Irish Short Story Week Year Two
The O'Faolains-Father and Daughter
Sean and Julia
Sean and Julia
|"Sean, just letting you know that I am|
Sean O'Faolain (1900 to 1991-Cork City, Ireland) was the son of a policeman. As did Frank O'Connor and Liam O'Flaherty, he fought in The Irish War for Independence, 1919 to 1921. He received M. A. degrees from The National University of Ireland and Harvard. From 1940 to 1990 he was the director of a very prestigious literary journal, The Bell. His daughter Julian O'Faolain is a Booker Prize nominated author. O'Faolain was a very productive writer publishing 13 books and 90 short stories. The Collected Short Stories of Sean O'Faolain is over 1300 pages long.
Last year during the first Irish Short Story Week, I posted on two of his better known stories, "The Trout", a wonderful story about a city family on a country holiday, and "Sinners", a story about a priest using the power of the confessional to psychologically abuse an adolescent girl.
"The Faithless Wife" is a very different story. Unlike the other stories it is replete with many references to classical music and to Irish literature. The narrator of the story is a deeply cultured, or so he sees himself, member of the French ambassadorial staff in Dublin. He is having an affair with an Irish woman married to a man thirty years older than herself who can talk of nothing but his scissors factory. One day things get complicated when the husband has a very bad stroke. At the first the rather selfish man hopes the husband will die so he and the woman can be free to do as they like, and she will inherit all of the man's money. Things get complicated when the faithless wife now feels great devotion to her husband. It all comes crashing down when the doctors tell the wife her husband will probably live on for years, only in a mentally reduced state. The father of the woman is a judge on the supreme court.
The pleasure of this story, and I really like it a lot, is in the very subtle characterizations of the wife and the other man. Slowly we see the almost low esteem which he has for Irish culture come out, compared to that of France. In a truly devastating wicked few lines the man dismisses the Irish novel's portrayal of the people of Ireland as

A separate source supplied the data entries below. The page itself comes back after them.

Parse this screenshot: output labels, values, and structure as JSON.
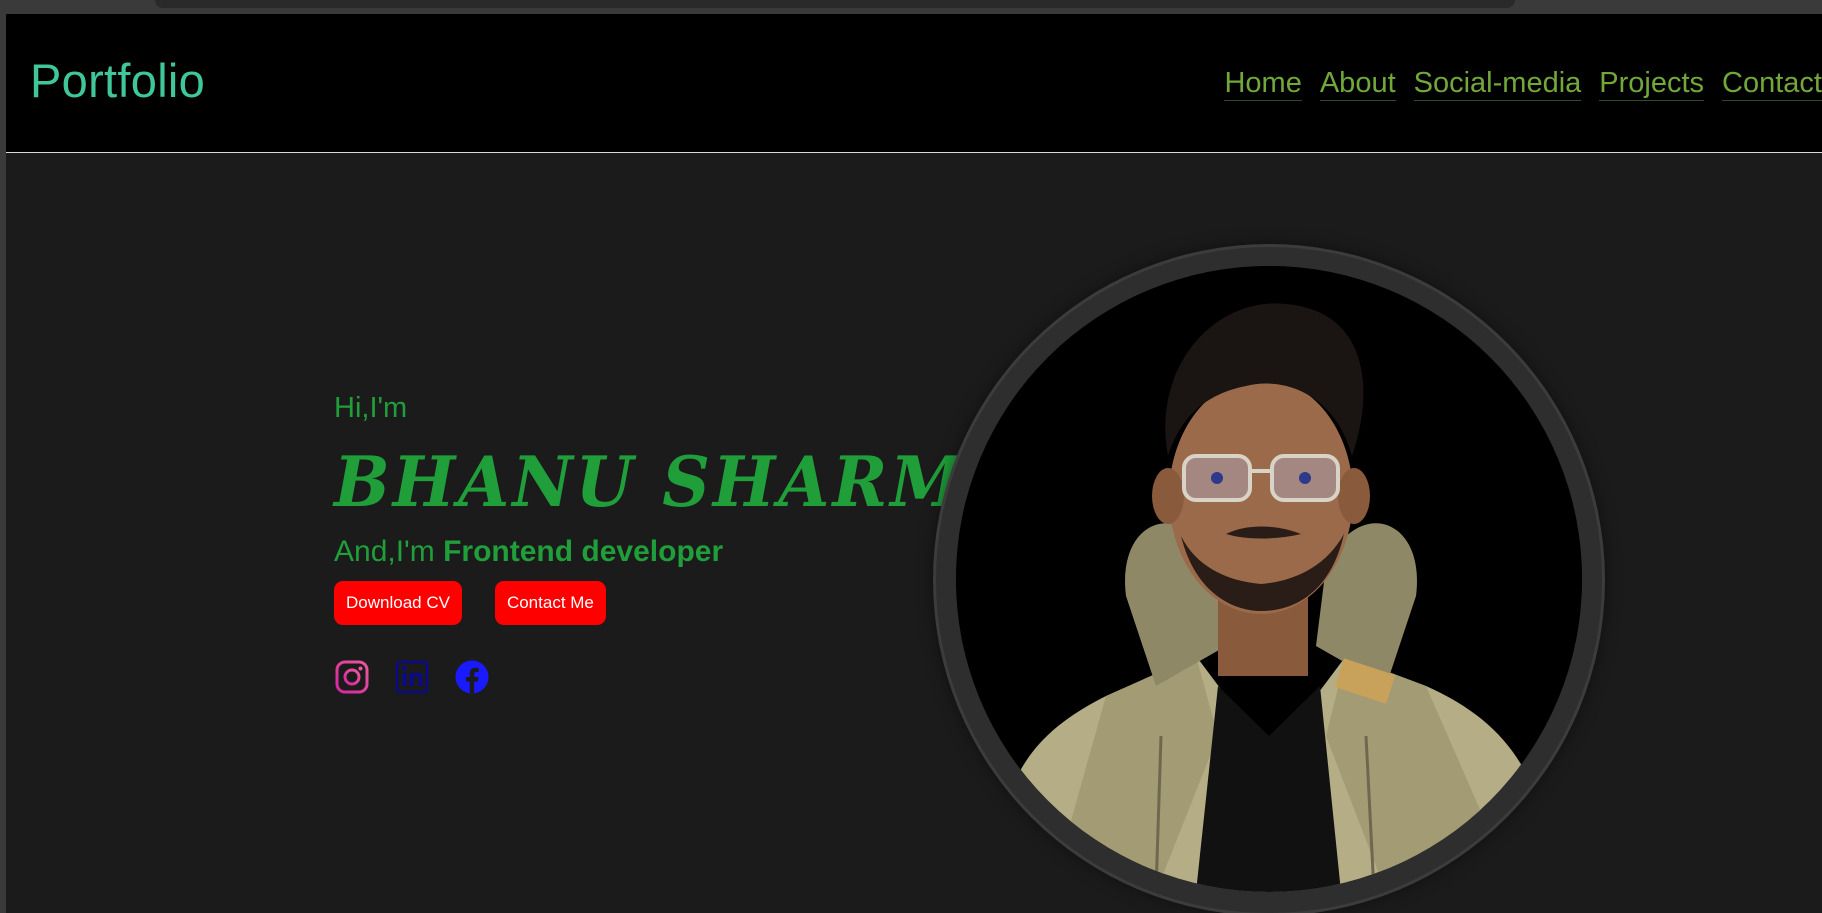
{
  "header": {
    "logo": "Portfolio",
    "nav": [
      "Home",
      "About",
      "Social-media",
      "Projects",
      "Contact"
    ]
  },
  "hero": {
    "greeting": "Hi,I'm",
    "name": "BHANU SHARMA",
    "role_prefix": "And,I'm ",
    "role_highlight": "Frontend developer",
    "download_cv": "Download CV",
    "contact_me": "Contact Me"
  },
  "socials": [
    "instagram-icon",
    "linkedin-icon",
    "facebook-icon"
  ],
  "colors": {
    "background": "#1c1b1b",
    "header": "#000000",
    "logo": "#3fc79a",
    "nav": "#72a83a",
    "accent_green": "#1f9e3a",
    "button": "#ff0000",
    "instagram": "#e1306c",
    "linkedin": "#0a0a8a",
    "facebook": "#1a1aff"
  }
}
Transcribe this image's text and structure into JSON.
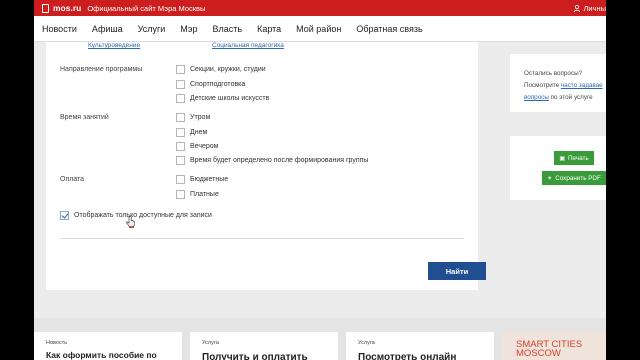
{
  "header": {
    "site_name": "mos.ru",
    "tagline": "Официальный сайт Мэра Москвы",
    "user_label": "Личны"
  },
  "nav": {
    "items": [
      "Новости",
      "Афиша",
      "Услуги",
      "Мэр",
      "Власть",
      "Карта",
      "Мой район",
      "Обратная связь"
    ]
  },
  "filters": {
    "prev_links": [
      "Культуроведение",
      "Социальная педагогика"
    ],
    "program_direction": {
      "label": "Направление программы",
      "options": [
        "Секции, кружки, студии",
        "Спортподготовка",
        "Детские школы искусств"
      ]
    },
    "time": {
      "label": "Время занятий",
      "options": [
        "Утром",
        "Днем",
        "Вечером",
        "Время будет определено после формирования группы"
      ]
    },
    "payment": {
      "label": "Оплата",
      "options": [
        "Бюджетные",
        "Платные"
      ]
    },
    "available_only": {
      "label": "Отображать только доступные для записи",
      "checked": true
    },
    "find_button": "Найти"
  },
  "sidebar": {
    "help_text_1": "Остались вопросы?",
    "help_text_2": "Посмотрите",
    "help_link_1": "часто задавае",
    "help_link_2": "вопросы",
    "help_text_3": "по этой услуге",
    "print_button": "Печать",
    "save_pdf_button": "Сохранить PDF"
  },
  "bottom_cards": [
    {
      "kicker": "Новость",
      "headline": "Как оформить пособие по"
    },
    {
      "kicker": "Услуга",
      "headline": "Получить и оплатить"
    },
    {
      "kicker": "Услуга",
      "headline": "Посмотреть онлайн"
    },
    {
      "title_line1": "SMART CITIES",
      "title_line2": "MOSCOW"
    }
  ],
  "colors": {
    "brand_red": "#cc1e1e",
    "primary_blue": "#214d91",
    "action_green": "#3a9b3a",
    "link_blue": "#2d6ab0"
  }
}
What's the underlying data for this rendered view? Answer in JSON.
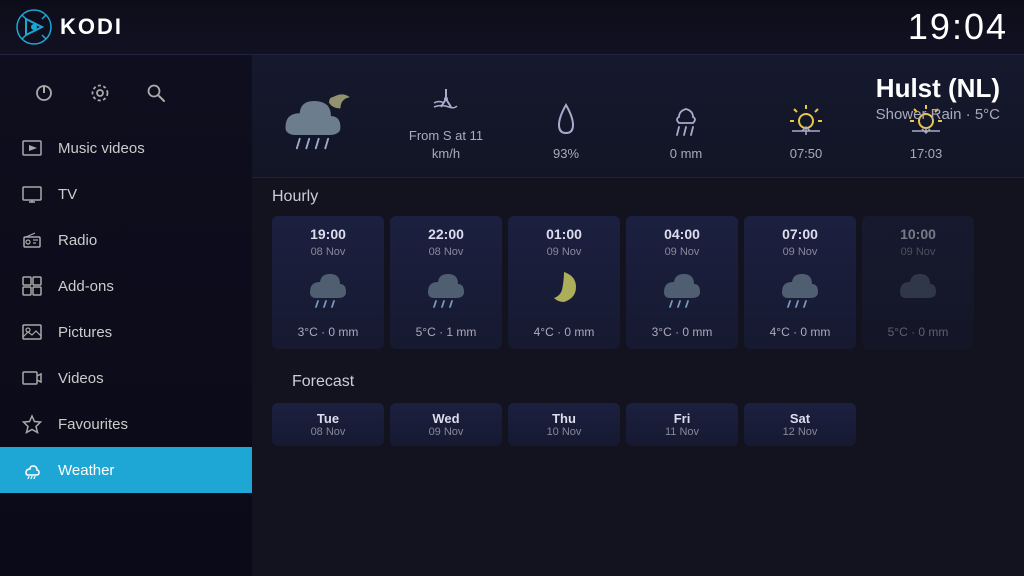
{
  "header": {
    "title": "KODI",
    "clock": "19:04"
  },
  "sidebar": {
    "top_icons": [
      {
        "name": "power-icon",
        "symbol": "⏻"
      },
      {
        "name": "settings-icon",
        "symbol": "⚙"
      },
      {
        "name": "search-icon",
        "symbol": "🔍"
      }
    ],
    "items": [
      {
        "label": "Music videos",
        "icon": "♫",
        "name": "music-videos",
        "active": false
      },
      {
        "label": "TV",
        "icon": "📺",
        "name": "tv",
        "active": false
      },
      {
        "label": "Radio",
        "icon": "📻",
        "name": "radio",
        "active": false
      },
      {
        "label": "Add-ons",
        "icon": "◈",
        "name": "addons",
        "active": false
      },
      {
        "label": "Pictures",
        "icon": "🖼",
        "name": "pictures",
        "active": false
      },
      {
        "label": "Videos",
        "icon": "🎬",
        "name": "videos",
        "active": false
      },
      {
        "label": "Favourites",
        "icon": "★",
        "name": "favourites",
        "active": false
      },
      {
        "label": "Weather",
        "icon": "☁",
        "name": "weather",
        "active": true
      }
    ]
  },
  "current_weather": {
    "location": "Hulst (NL)",
    "condition": "Shower Rain · 5°C",
    "wind": {
      "label": "From S at 11\nkm/h",
      "icon": "wind"
    },
    "humidity": {
      "label": "93%",
      "icon": "humidity"
    },
    "precipitation": {
      "label": "0 mm",
      "icon": "rain"
    },
    "sunrise": {
      "label": "07:50",
      "icon": "sunrise"
    },
    "sunset": {
      "label": "17:03",
      "icon": "sunset"
    }
  },
  "hourly": {
    "label": "Hourly",
    "cards": [
      {
        "time": "19:00",
        "date": "08 Nov",
        "temp": "3°C · 0 mm",
        "type": "cloud-rain"
      },
      {
        "time": "22:00",
        "date": "08 Nov",
        "temp": "5°C · 1 mm",
        "type": "cloud"
      },
      {
        "time": "01:00",
        "date": "09 Nov",
        "temp": "4°C · 0 mm",
        "type": "moon"
      },
      {
        "time": "04:00",
        "date": "09 Nov",
        "temp": "3°C · 0 mm",
        "type": "cloud-rain"
      },
      {
        "time": "07:00",
        "date": "09 Nov",
        "temp": "4°C · 0 mm",
        "type": "cloud-rain"
      },
      {
        "time": "10:00",
        "date": "09 Nov",
        "temp": "5°C · 0 mm",
        "type": "cloud"
      }
    ]
  },
  "forecast": {
    "label": "Forecast",
    "cards": [
      {
        "day": "Tue",
        "date": "08 Nov"
      },
      {
        "day": "Wed",
        "date": "09 Nov"
      },
      {
        "day": "Thu",
        "date": "10 Nov"
      },
      {
        "day": "Fri",
        "date": "11 Nov"
      },
      {
        "day": "Sat",
        "date": "12 Nov"
      }
    ]
  }
}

"half savage Brueghelesque peasants, or urban petite functionnaires drunk on religion, patriotism, or undiluted whiskey or taking flight to England..pastoral humbuggery or at its best pastoral lyricism. As for Molly Bloom! He enjoyed the smell of every kissable pore of her voluptuous body without for one moment believing she ever existed. James Joyce in drag."

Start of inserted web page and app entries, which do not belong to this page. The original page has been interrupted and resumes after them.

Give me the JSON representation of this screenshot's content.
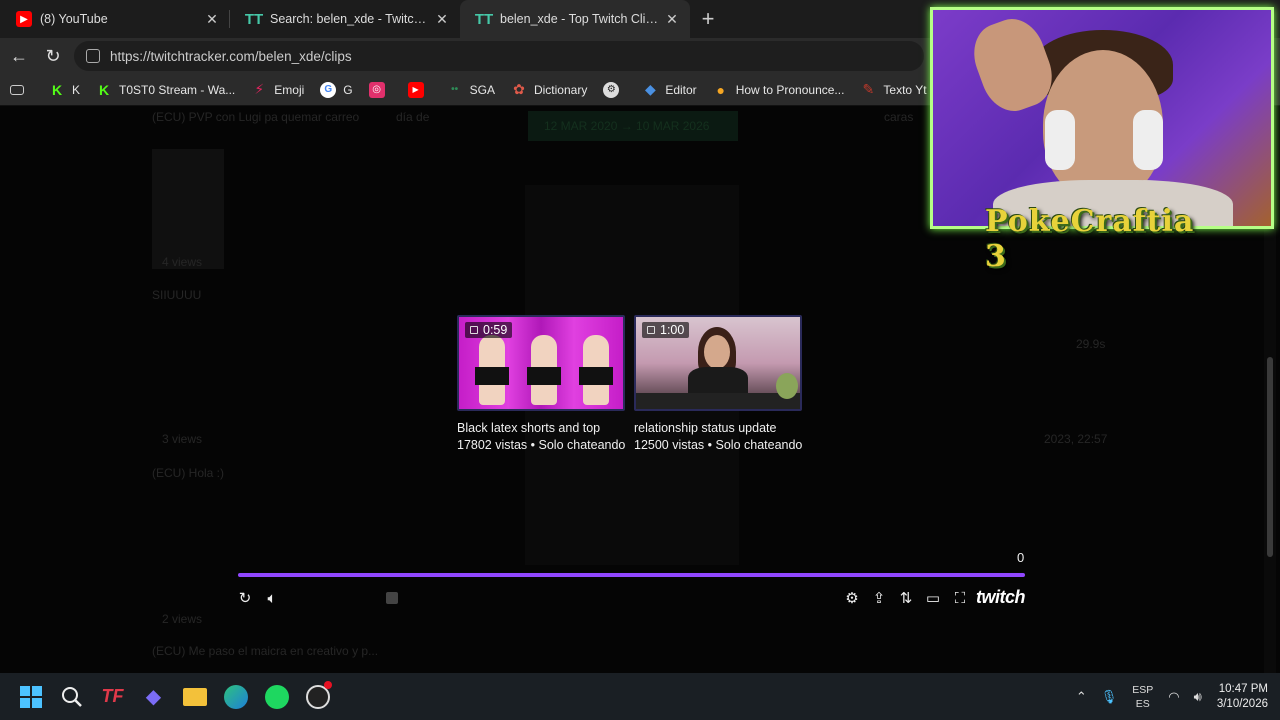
{
  "tabs": [
    {
      "title": "(8) YouTube",
      "icon": "youtube-icon",
      "active": false
    },
    {
      "title": "Search: belen_xde - TwitchTracker",
      "icon": "twitchtracker-icon",
      "active": false
    },
    {
      "title": "belen_xde - Top Twitch Clips - TwitchTracker",
      "icon": "twitchtracker-icon",
      "active": true
    }
  ],
  "address": {
    "url": "https://twitchtracker.com/belen_xde/clips"
  },
  "bookmarks": [
    {
      "label": "K",
      "color": "#53fc18",
      "glyph": "K"
    },
    {
      "label": "T0ST0 Stream - Wa...",
      "color": "#53fc18",
      "glyph": "K"
    },
    {
      "label": "Emoji",
      "color": "#e0245e",
      "glyph": "⚡"
    },
    {
      "label": "G",
      "color": "#ffffff",
      "glyph": "G"
    },
    {
      "label": "",
      "color": "#e1306c",
      "glyph": "◎"
    },
    {
      "label": "",
      "color": "#ff0000",
      "glyph": "▶"
    },
    {
      "label": "SGA",
      "color": "#2e8b57",
      "glyph": "•"
    },
    {
      "label": "Dictionary",
      "color": "#c0392b",
      "glyph": "✿"
    },
    {
      "label": "",
      "color": "#aaaaaa",
      "glyph": "⚙"
    },
    {
      "label": "Editor",
      "color": "#4a90e2",
      "glyph": "◆"
    },
    {
      "label": "How to Pronounce...",
      "color": "#f5a623",
      "glyph": "●"
    },
    {
      "label": "Texto Yt",
      "color": "#c0392b",
      "glyph": "✎"
    }
  ],
  "background_text": {
    "row1": "(ECU) PVP con Lugi pa quemar carreo",
    "row1b": "día de",
    "row1c": "caras",
    "date_range": "12 MAR 2020 → 10 MAR 2026",
    "views1": "4 views",
    "siuuu": "SIIUUUU",
    "dur": "29.9s",
    "views2": "3 views",
    "date2": "2023, 22:57",
    "hola": "(ECU) Hola :)",
    "views3": "2 views",
    "row_last": "(ECU) Me paso el maicra en creativo y p..."
  },
  "clips": [
    {
      "duration": "0:59",
      "title": "Black latex shorts and top",
      "meta": "17802 vistas • Solo chateando",
      "thumb_color": "#d030d0"
    },
    {
      "duration": "1:00",
      "title": "relationship status update",
      "meta": "12500 vistas • Solo chateando",
      "thumb_color": "#b07a9a"
    }
  ],
  "player": {
    "counter": "0",
    "progress": 1.0,
    "brand": "twitch",
    "accent": "#9147ff"
  },
  "overlay": {
    "logo_text": "PokeCraftia 3"
  },
  "tray": {
    "lang_top": "ESP",
    "lang_bottom": "ES",
    "time": "10:47 PM",
    "date": "3/10/2026"
  }
}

The prose of this story is simply exquisite. I think this is meant to match the self-image of the central male character in the story and it works perfectly.

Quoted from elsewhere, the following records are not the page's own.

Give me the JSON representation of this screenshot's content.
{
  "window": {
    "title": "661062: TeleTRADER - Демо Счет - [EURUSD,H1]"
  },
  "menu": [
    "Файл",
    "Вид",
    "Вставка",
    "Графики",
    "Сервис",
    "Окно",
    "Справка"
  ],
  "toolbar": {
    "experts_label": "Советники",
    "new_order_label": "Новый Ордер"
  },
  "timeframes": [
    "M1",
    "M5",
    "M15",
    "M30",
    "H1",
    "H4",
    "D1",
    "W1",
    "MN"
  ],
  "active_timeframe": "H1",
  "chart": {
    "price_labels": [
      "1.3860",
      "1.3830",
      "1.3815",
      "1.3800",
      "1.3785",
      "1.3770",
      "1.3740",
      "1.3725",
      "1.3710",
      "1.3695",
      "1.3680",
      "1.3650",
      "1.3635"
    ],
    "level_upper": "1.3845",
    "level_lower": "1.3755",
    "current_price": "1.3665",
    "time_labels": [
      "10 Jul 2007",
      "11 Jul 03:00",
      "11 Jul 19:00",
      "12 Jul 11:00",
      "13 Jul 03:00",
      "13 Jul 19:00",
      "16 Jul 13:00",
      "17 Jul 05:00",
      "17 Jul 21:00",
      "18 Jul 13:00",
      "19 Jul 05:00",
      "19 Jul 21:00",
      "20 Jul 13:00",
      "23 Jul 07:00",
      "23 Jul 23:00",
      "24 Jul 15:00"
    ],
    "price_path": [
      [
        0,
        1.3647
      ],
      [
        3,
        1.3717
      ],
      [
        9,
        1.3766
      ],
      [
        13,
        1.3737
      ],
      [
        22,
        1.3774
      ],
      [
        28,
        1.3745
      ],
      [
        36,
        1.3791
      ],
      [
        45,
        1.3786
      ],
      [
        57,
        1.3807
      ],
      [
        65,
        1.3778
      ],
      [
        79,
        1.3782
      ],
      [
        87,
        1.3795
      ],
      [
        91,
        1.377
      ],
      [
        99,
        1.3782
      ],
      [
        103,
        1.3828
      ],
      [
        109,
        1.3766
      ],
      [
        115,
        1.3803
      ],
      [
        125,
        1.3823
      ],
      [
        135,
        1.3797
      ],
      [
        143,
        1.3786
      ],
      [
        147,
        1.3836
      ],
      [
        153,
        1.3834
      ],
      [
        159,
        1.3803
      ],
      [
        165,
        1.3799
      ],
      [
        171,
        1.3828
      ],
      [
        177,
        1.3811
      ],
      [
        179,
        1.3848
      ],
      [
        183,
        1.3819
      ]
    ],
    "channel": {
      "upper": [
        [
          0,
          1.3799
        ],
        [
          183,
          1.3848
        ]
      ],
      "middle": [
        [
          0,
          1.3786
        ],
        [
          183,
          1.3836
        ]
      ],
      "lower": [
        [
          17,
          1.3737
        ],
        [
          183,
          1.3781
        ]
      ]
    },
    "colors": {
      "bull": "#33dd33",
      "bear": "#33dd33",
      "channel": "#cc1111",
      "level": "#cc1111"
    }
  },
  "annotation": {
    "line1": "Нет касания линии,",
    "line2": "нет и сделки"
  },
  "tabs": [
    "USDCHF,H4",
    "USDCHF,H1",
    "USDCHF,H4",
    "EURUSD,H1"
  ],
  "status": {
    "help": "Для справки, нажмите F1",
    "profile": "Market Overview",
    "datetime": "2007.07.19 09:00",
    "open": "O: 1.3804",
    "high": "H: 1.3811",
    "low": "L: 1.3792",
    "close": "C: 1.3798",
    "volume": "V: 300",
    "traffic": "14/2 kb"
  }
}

As I read this story, I did wonder it is was somehow supposed to remind some readers of Elizabeth Bowen's long term affair with a Canadian diplomat.
I read this story in William Trevor's collection, The Oxford Book of Irish Short Stories. As far as I know it is not available online. I will for sure reread this story. I hope that should there be an Irish Short Story Week Year Three in 2013 (if there is not something has happened to me) that I will post on more of O'Faolain's stories.
Please share your experience with Sean O'Faolain with us.
|"Sean, welcome to Irish Short Story Week,"|